To create the violent plot and justify the massive destruction caused by Superman (his fighting leveled several towns), the Kryptonians had to be portrayed as purely evil, possessing no conscience, and having technology that could quickly and easily wipe out the human race. It reminds me of how war is often framed and justified in public debate…

Superman was nonviolent toward humanity and turned to violence only as a last resort against genocidal invading aliens: a far-fetched occurrence. What would the world be like if Christianity was committed to justice and righteousness based on nonviolence?

Superman’s real strength was reflected in his refusal to retaliate against the arrogance and evil inside humanity. He had imbibed his father’s vision to be a beacon of hope and light. Without this, he could never win the hearts and minds of the whole human race.

Nonviolence and its foundation, radical love, at first make us weak but invite us into the knowledge and experience of a power that gives us strength, passion, purpose, and hope even in the midst of suffering.
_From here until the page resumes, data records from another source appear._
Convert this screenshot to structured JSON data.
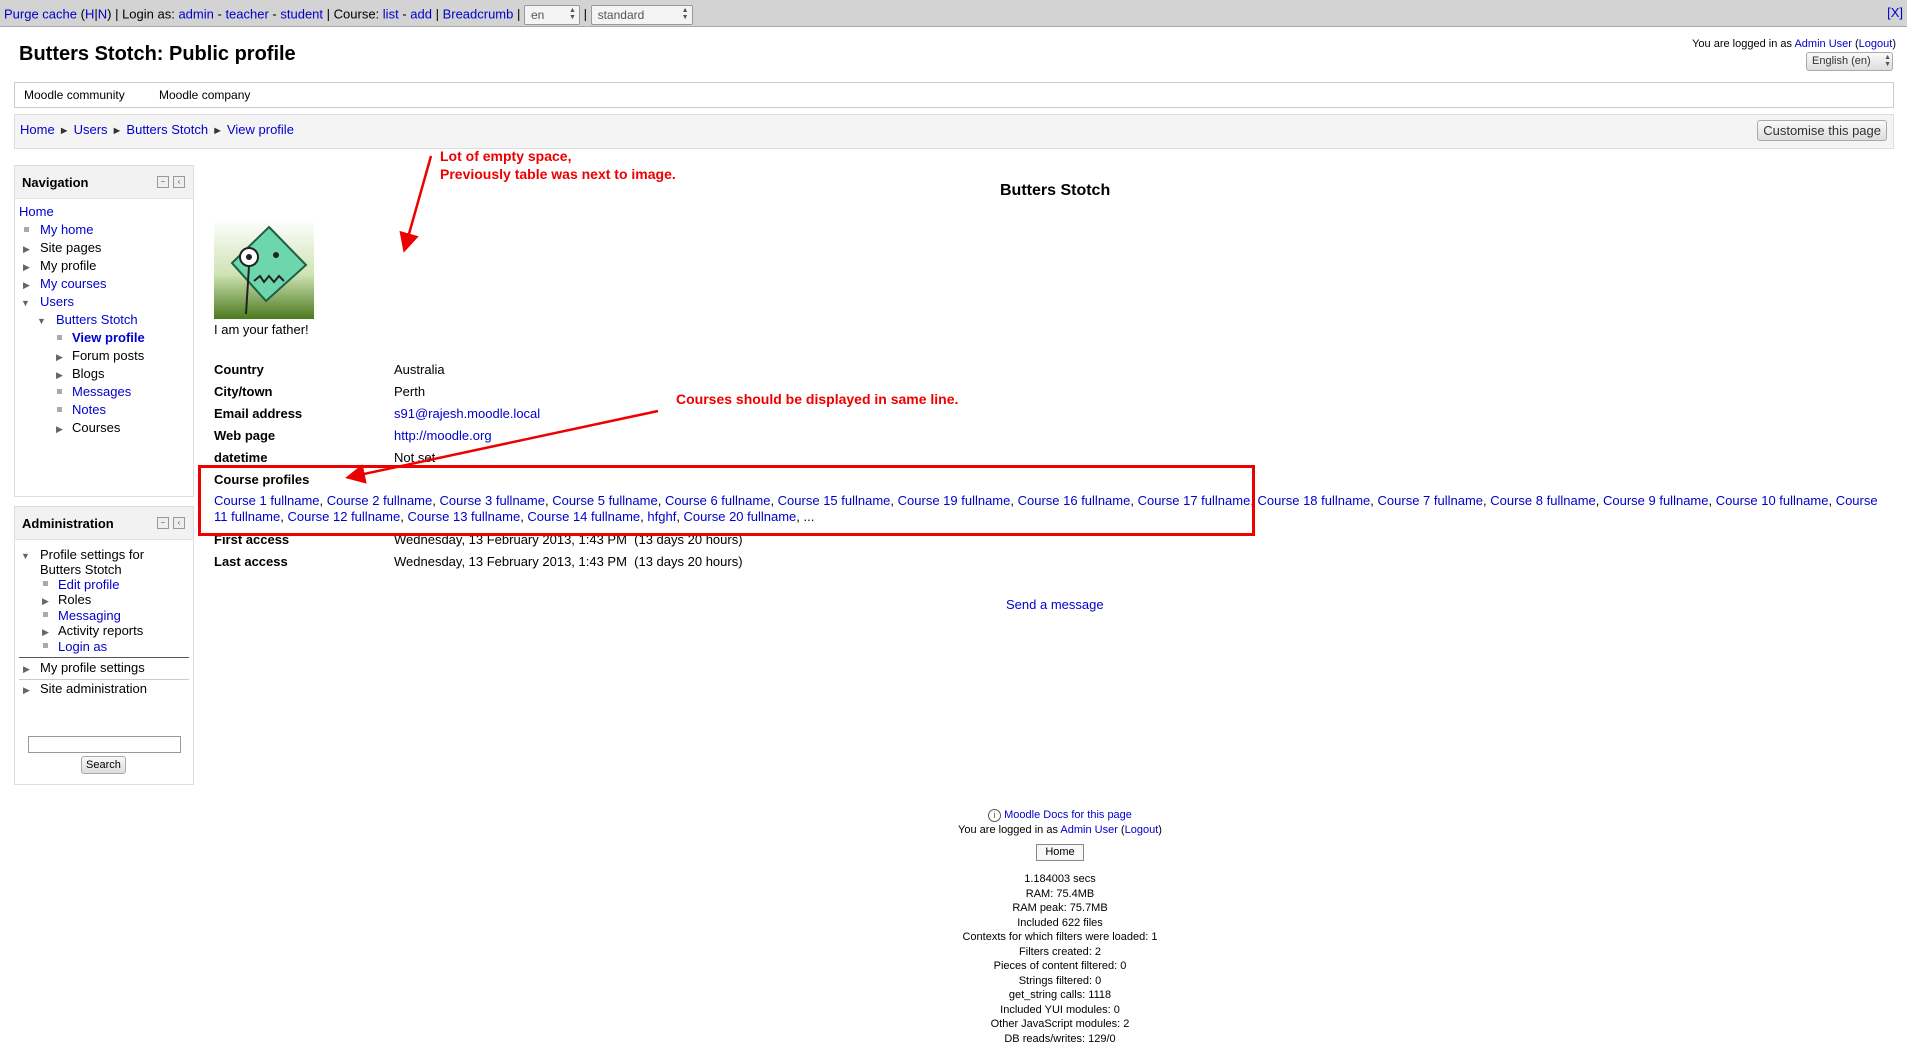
{
  "devbar": {
    "purge": "Purge cache",
    "purge_h": "H",
    "purge_n": "N",
    "login_as_label": "Login as:",
    "login_admin": "admin",
    "login_teacher": "teacher",
    "login_student": "student",
    "course_label": "Course:",
    "course_list": "list",
    "course_add": "add",
    "breadcrumb": "Breadcrumb",
    "lang_value": "en",
    "theme_value": "standard",
    "close": "[X]"
  },
  "header": {
    "title": "Butters Stotch: Public profile",
    "logged_in_prefix": "You are logged in as",
    "user": "Admin User",
    "logout": "Logout",
    "language": "English (en)"
  },
  "custommenu": [
    "Moodle community",
    "Moodle company"
  ],
  "breadcrumb": [
    "Home",
    "Users",
    "Butters Stotch",
    "View profile"
  ],
  "customise_button": "Customise this page",
  "navigation": {
    "title": "Navigation",
    "home": "Home",
    "my_home": "My home",
    "site_pages": "Site pages",
    "my_profile": "My profile",
    "my_courses": "My courses",
    "users": "Users",
    "butters": "Butters Stotch",
    "view_profile": "View profile",
    "forum_posts": "Forum posts",
    "blogs": "Blogs",
    "messages": "Messages",
    "notes": "Notes",
    "courses": "Courses"
  },
  "administration": {
    "title": "Administration",
    "profile_settings_1": "Profile settings for",
    "profile_settings_2": "Butters Stotch",
    "edit_profile": "Edit profile",
    "roles": "Roles",
    "messaging": "Messaging",
    "activity_reports": "Activity reports",
    "login_as": "Login as",
    "my_profile_settings": "My profile settings",
    "site_admin": "Site administration",
    "search_button": "Search"
  },
  "profile": {
    "fullname": "Butters Stotch",
    "description": "I am your father!",
    "country_label": "Country",
    "country": "Australia",
    "city_label": "City/town",
    "city": "Perth",
    "email_label": "Email address",
    "email": "s91@rajesh.moodle.local",
    "web_label": "Web page",
    "web": "http://moodle.org",
    "datetime_label": "datetime",
    "datetime": "Not set",
    "course_profiles_label": "Course profiles",
    "courses": [
      "Course 1 fullname",
      "Course 2 fullname",
      "Course 3 fullname",
      "Course 5 fullname",
      "Course 6 fullname",
      "Course 15 fullname",
      "Course 19 fullname",
      "Course 16 fullname",
      "Course 17 fullname",
      "Course 18 fullname",
      "Course 7 fullname",
      "Course 8 fullname",
      "Course 9 fullname",
      "Course 10 fullname",
      "Course 11 fullname",
      "Course 12 fullname",
      "Course 13 fullname",
      "Course 14 fullname",
      "hfghf",
      "Course 20 fullname"
    ],
    "courses_more": "...",
    "first_access_label": "First access",
    "first_access": "Wednesday, 13 February 2013, 1:43 PM  (13 days 20 hours)",
    "last_access_label": "Last access",
    "last_access": "Wednesday, 13 February 2013, 1:43 PM  (13 days 20 hours)",
    "send_message": "Send a message"
  },
  "annotations": {
    "empty_space_1": "Lot of empty space,",
    "empty_space_2": "Previously table was next to image.",
    "same_line": "Courses should be displayed in same line."
  },
  "footer": {
    "docs": "Moodle Docs for this page",
    "logged_in_prefix": "You are logged in as",
    "user": "Admin User",
    "logout": "Logout",
    "home_button": "Home",
    "perf": [
      "1.184003 secs",
      "RAM: 75.4MB",
      "RAM peak: 75.7MB",
      "Included 622 files",
      "Contexts for which filters were loaded: 1",
      "Filters created: 2",
      "Pieces of content filtered: 0",
      "Strings filtered: 0",
      "get_string calls: 1118",
      "Included YUI modules: 0",
      "Other JavaScript modules: 2",
      "DB reads/writes: 129/0"
    ]
  },
  "colors": {
    "link": "#0000cc",
    "annotation": "#ee0000",
    "devbar": "#d3d3d3"
  }
}
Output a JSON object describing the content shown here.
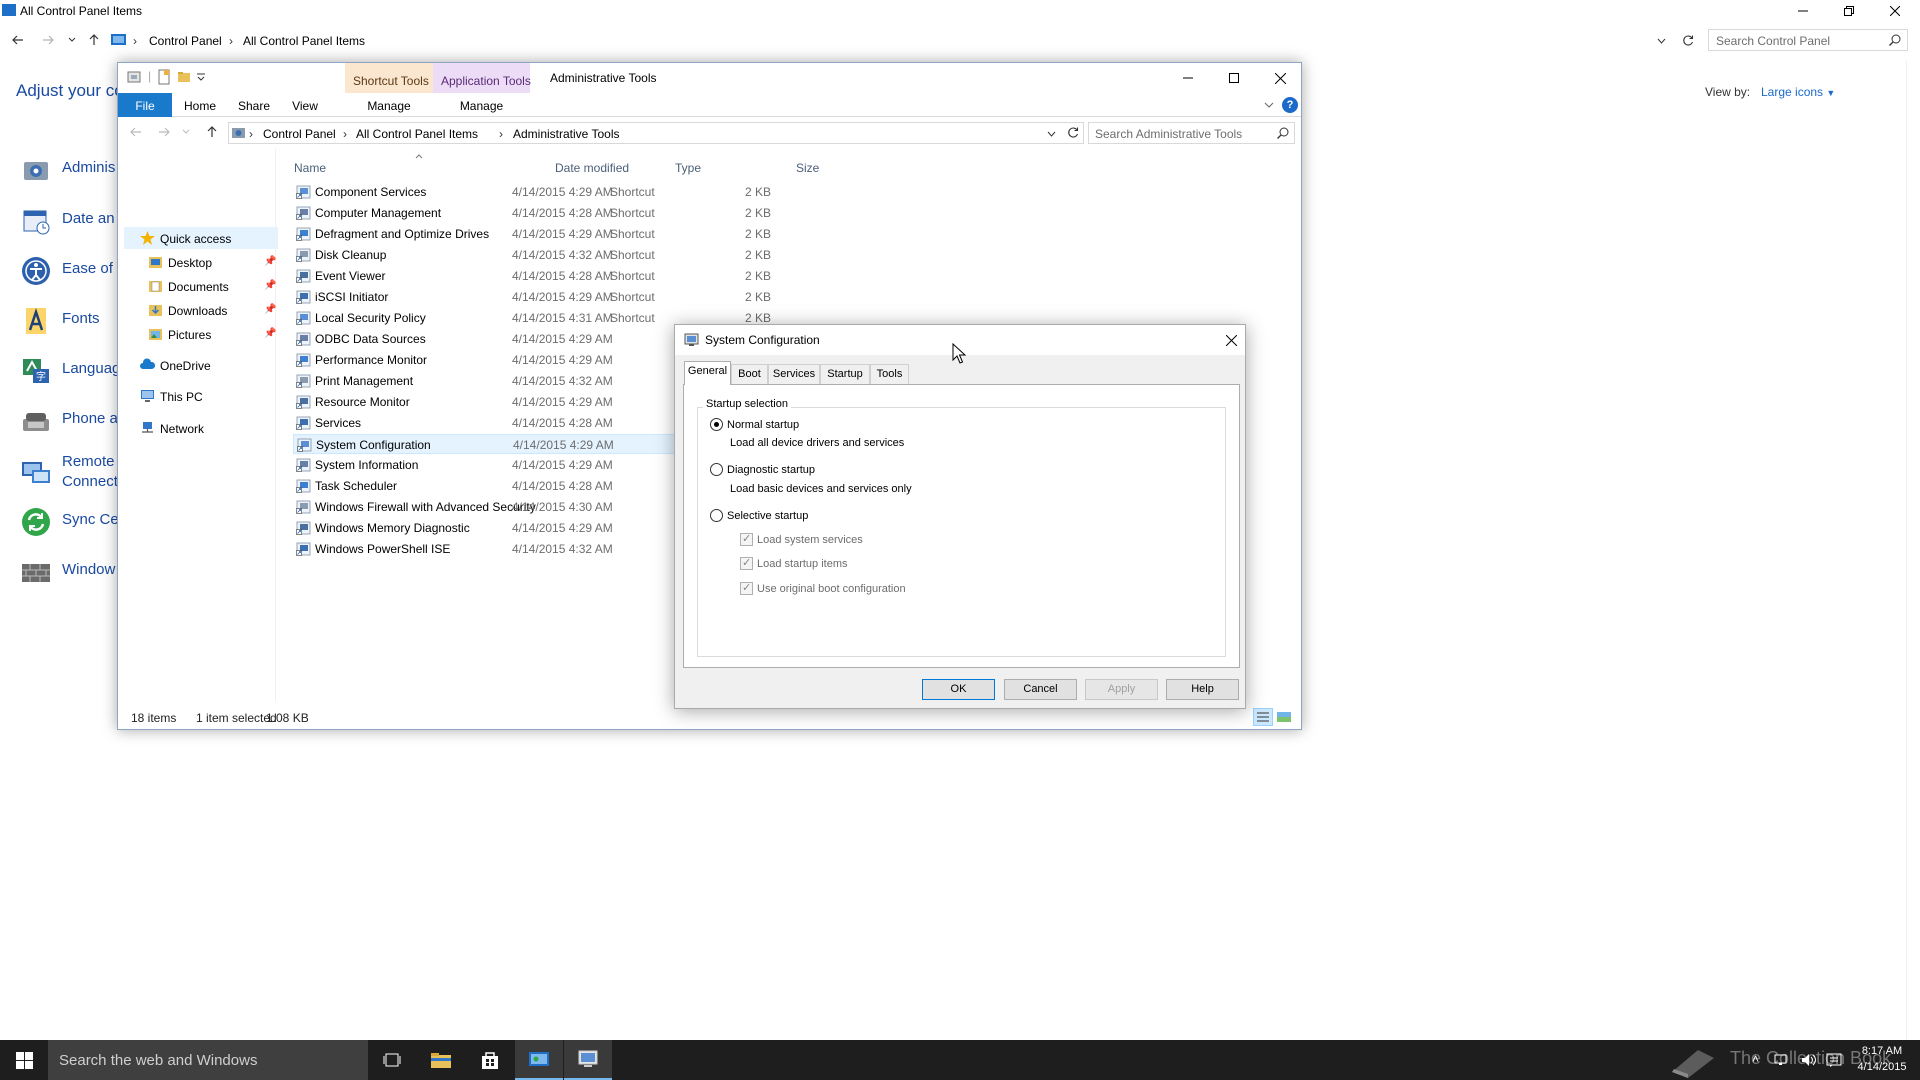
{
  "control_panel": {
    "title": "All Control Panel Items",
    "breadcrumbs": [
      "Control Panel",
      "All Control Panel Items"
    ],
    "search_placeholder": "Search Control Panel",
    "heading": "Adjust your co",
    "view_by_label": "View by:",
    "view_by_value": "Large icons",
    "items": [
      {
        "label": "Adminis"
      },
      {
        "label": "Date an"
      },
      {
        "label": "Ease of"
      },
      {
        "label": "Fonts"
      },
      {
        "label": "Languag"
      },
      {
        "label": "Phone a"
      },
      {
        "label": "Remote\nConnect"
      },
      {
        "label": "Sync Ce"
      },
      {
        "label": "Window"
      }
    ]
  },
  "explorer": {
    "context_tab_1": "Shortcut Tools",
    "context_tab_2": "Application Tools",
    "title": "Administrative Tools",
    "ribbon_tabs": [
      "File",
      "Home",
      "Share",
      "View",
      "Manage",
      "Manage"
    ],
    "breadcrumbs": [
      "Control Panel",
      "All Control Panel Items",
      "Administrative Tools"
    ],
    "search_placeholder": "Search Administrative Tools",
    "nav": [
      {
        "label": "Quick access"
      },
      {
        "label": "Desktop"
      },
      {
        "label": "Documents"
      },
      {
        "label": "Downloads"
      },
      {
        "label": "Pictures"
      },
      {
        "label": "OneDrive"
      },
      {
        "label": "This PC"
      },
      {
        "label": "Network"
      }
    ],
    "columns": [
      "Name",
      "Date modified",
      "Type",
      "Size"
    ],
    "files": [
      {
        "name": "Component Services",
        "date": "4/14/2015 4:29 AM",
        "type": "Shortcut",
        "size": "2 KB"
      },
      {
        "name": "Computer Management",
        "date": "4/14/2015 4:28 AM",
        "type": "Shortcut",
        "size": "2 KB"
      },
      {
        "name": "Defragment and Optimize Drives",
        "date": "4/14/2015 4:29 AM",
        "type": "Shortcut",
        "size": "2 KB"
      },
      {
        "name": "Disk Cleanup",
        "date": "4/14/2015 4:32 AM",
        "type": "Shortcut",
        "size": "2 KB"
      },
      {
        "name": "Event Viewer",
        "date": "4/14/2015 4:28 AM",
        "type": "Shortcut",
        "size": "2 KB"
      },
      {
        "name": "iSCSI Initiator",
        "date": "4/14/2015 4:29 AM",
        "type": "Shortcut",
        "size": "2 KB"
      },
      {
        "name": "Local Security Policy",
        "date": "4/14/2015 4:31 AM",
        "type": "Shortcut",
        "size": "2 KB"
      },
      {
        "name": "ODBC Data Sources",
        "date": "4/14/2015 4:29 AM",
        "type": "",
        "size": ""
      },
      {
        "name": "Performance Monitor",
        "date": "4/14/2015 4:29 AM",
        "type": "",
        "size": ""
      },
      {
        "name": "Print Management",
        "date": "4/14/2015 4:32 AM",
        "type": "",
        "size": ""
      },
      {
        "name": "Resource Monitor",
        "date": "4/14/2015 4:29 AM",
        "type": "",
        "size": ""
      },
      {
        "name": "Services",
        "date": "4/14/2015 4:28 AM",
        "type": "",
        "size": ""
      },
      {
        "name": "System Configuration",
        "date": "4/14/2015 4:29 AM",
        "type": "",
        "size": ""
      },
      {
        "name": "System Information",
        "date": "4/14/2015 4:29 AM",
        "type": "",
        "size": ""
      },
      {
        "name": "Task Scheduler",
        "date": "4/14/2015 4:28 AM",
        "type": "",
        "size": ""
      },
      {
        "name": "Windows Firewall with Advanced Security",
        "date": "4/14/2015 4:30 AM",
        "type": "",
        "size": ""
      },
      {
        "name": "Windows Memory Diagnostic",
        "date": "4/14/2015 4:29 AM",
        "type": "",
        "size": ""
      },
      {
        "name": "Windows PowerShell ISE",
        "date": "4/14/2015 4:32 AM",
        "type": "",
        "size": ""
      }
    ],
    "status_count": "18 items",
    "status_selected": "1 item selected",
    "status_size": "1.08 KB"
  },
  "dialog": {
    "title": "System Configuration",
    "tabs": [
      "General",
      "Boot",
      "Services",
      "Startup",
      "Tools"
    ],
    "group_label": "Startup selection",
    "normal_label": "Normal startup",
    "normal_desc": "Load all device drivers and services",
    "diagnostic_label": "Diagnostic startup",
    "diagnostic_desc": "Load basic devices and services only",
    "selective_label": "Selective startup",
    "check_1": "Load system services",
    "check_2": "Load startup items",
    "check_3": "Use original boot configuration",
    "ok": "OK",
    "cancel": "Cancel",
    "apply": "Apply",
    "help": "Help"
  },
  "taskbar": {
    "search_placeholder": "Search the web and Windows",
    "watermark": "The Collection Book",
    "time": "8:17 AM",
    "date": "4/14/2015"
  },
  "colors": {
    "accent": "#1979ca",
    "link": "#1a4aa0",
    "taskbar": "#1e1e1e"
  }
}
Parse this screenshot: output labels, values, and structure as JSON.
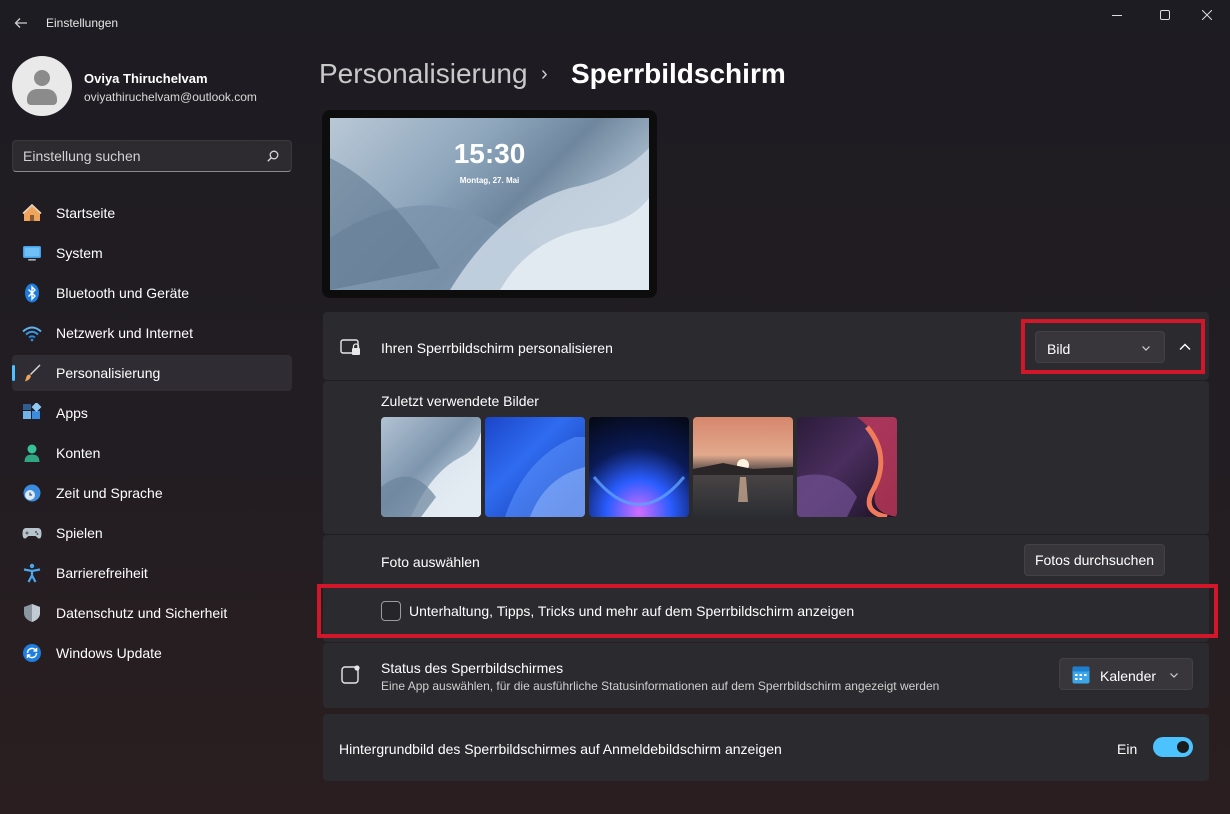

Moral training and spiritual practices fuel and nourish us. Deep reflection and contemplation of the life, teaching, and spirit of Jesus is one such practice. Gandhi studied the New Testament daily and was further transformed by Jesus’ love, spirituality, and power despite (or because of?) his rejection of dogmatic Christianity.

Jesus told a parable of two sons that should challenge the traditional dogma of salvation for Christians alone. A father told his two sons to work in his vineyard. The first said yes, but didn’t do it. The second said no, but changed his mind and worked. Jesus used this parable to point out that the religious leaders – those who said the right things and acted righteous – were actually far less righteous than the tax collectors and prostitutes they considered outcasts (Matt. 21:28-32). Gandhi was like the second son because he rejected Christian doctrine but imbibed and lived out the radical love of Jesus.

Jesus also told a parable in which he is the vine and the disciples are the branches drawing life and energy from him. He warns them that if they aren’t truly attached to the vine they “cannot bear fruit” and “cannot do anything” (John 15) – essentially that they would make a mess of the world, as Christianity has often done.

We can still embrace the worldview of a cosmic battle of good versus evil so prevalent in human cultures and religions, but we have to fight in a way that’s pure and increases the goodness in the world. Nonviolence is good, life-giving, and with discipline and creativity it’s practical. In this way, we can all see Jesus as a savior of the world.